I hate backleads with a passion and with a tight line and backlead your line will never be flush to the deck. If you look at a backlead there is usually a good inch or so from the actual back lead to where you connect your like there for your line and leader will be an inch off bottom, not even to mention about shelves that might be positioned out in the lake. Slack lines, all the way!!!

James_Carp
14th February 2011, 05:16 PM
I use these mate Carp Fishing - Carp Leads - Fox - Fox Captive Back Leads 112g (http://www.nailorsfishing.co.uk/details.asp?ID=5646) .

always worked well, but like Adamc said your always going to have gaps where the bed of the lake differs !!

scorpio
14th February 2011, 06:30 PM
I hate backleads with a passion and with a tight line and backlead your line will never be flush to the deck. If you look at a backlead there is usually a good inch or so from the actual back lead to where you connect your like there for your line and leader will be an inch off bottom, not even to mention about shelves that might be positioned out in the lake. Slack lines, all the way!!!
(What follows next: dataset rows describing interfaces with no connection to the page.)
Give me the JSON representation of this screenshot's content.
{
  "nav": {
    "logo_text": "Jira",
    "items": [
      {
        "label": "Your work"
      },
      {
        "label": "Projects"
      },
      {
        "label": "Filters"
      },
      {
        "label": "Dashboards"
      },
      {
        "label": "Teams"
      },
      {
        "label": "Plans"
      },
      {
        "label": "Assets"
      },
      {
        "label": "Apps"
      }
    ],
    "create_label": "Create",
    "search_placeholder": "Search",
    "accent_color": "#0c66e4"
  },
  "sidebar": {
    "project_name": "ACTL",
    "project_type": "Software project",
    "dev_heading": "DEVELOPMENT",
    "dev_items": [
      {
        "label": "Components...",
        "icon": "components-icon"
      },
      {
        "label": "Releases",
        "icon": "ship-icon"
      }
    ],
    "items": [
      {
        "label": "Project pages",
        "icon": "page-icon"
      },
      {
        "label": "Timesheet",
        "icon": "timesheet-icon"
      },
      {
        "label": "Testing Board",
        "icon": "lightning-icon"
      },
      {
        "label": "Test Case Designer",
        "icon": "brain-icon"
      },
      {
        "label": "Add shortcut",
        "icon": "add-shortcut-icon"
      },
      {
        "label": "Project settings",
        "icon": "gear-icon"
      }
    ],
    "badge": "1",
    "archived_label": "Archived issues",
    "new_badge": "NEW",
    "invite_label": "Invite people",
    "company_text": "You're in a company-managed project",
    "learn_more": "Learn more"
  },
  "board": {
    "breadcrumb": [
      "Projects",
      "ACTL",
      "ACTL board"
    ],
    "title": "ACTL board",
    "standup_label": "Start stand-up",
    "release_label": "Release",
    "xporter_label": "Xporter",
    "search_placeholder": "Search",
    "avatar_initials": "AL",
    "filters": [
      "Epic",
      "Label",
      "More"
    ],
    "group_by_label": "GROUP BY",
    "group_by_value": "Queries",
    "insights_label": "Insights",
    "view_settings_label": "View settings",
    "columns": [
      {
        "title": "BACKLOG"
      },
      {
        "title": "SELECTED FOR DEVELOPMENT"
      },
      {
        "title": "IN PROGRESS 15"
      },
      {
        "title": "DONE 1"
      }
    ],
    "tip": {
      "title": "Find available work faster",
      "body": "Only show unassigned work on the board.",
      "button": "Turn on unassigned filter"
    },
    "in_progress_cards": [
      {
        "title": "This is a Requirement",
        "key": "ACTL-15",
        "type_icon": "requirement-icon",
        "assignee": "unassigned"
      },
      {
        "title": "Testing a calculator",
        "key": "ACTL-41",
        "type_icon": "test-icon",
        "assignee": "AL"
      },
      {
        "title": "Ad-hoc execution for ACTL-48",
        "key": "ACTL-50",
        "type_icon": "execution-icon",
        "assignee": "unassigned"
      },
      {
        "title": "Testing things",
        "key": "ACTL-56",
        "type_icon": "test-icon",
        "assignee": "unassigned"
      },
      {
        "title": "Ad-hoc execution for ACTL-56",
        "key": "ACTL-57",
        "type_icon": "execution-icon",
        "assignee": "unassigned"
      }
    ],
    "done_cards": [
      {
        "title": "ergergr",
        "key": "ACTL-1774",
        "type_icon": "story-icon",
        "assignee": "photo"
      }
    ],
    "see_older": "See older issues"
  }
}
even slack lines will be off the deck, the only way of knowing if your line is flat to the deck from rod to bait is to get underwater and have a look. Back leads are a godsend when used correctly.

polehard
14th February 2011, 06:42 PM
I use them all the time and swear by them and at some venues even use two to pin them down even more . Also helps you from getting a fish go through your other rods when being landed

Adamc
16th February 2011, 11:14 PM
I use them all the time and swear by them and at some venues even use two to pin them down even more . Also helps you from getting a fish go through your other rods when being landed

Easier with a flying backlead as opposed to two clip on backleads ;)

Yes Scorpio you have a point especially with the obstacles in front of you from tip to lead.

Pike_On
31st March 2011, 12:42 AM
i see where you're coming from about the backleads but with slack lines, if a fish comes towards you then you're gonna get little or even no indication that you've got a fish on as your line is already slack. All this crap about line following the contours of the lake bed is a load of crap. We all know it's just another way of getting cash out of the carp anglers. Personal preference i think. However when i do occasionally fish slack lines i still put a backlead on so i know that my line is as close to the deck as possible!

Tight lines!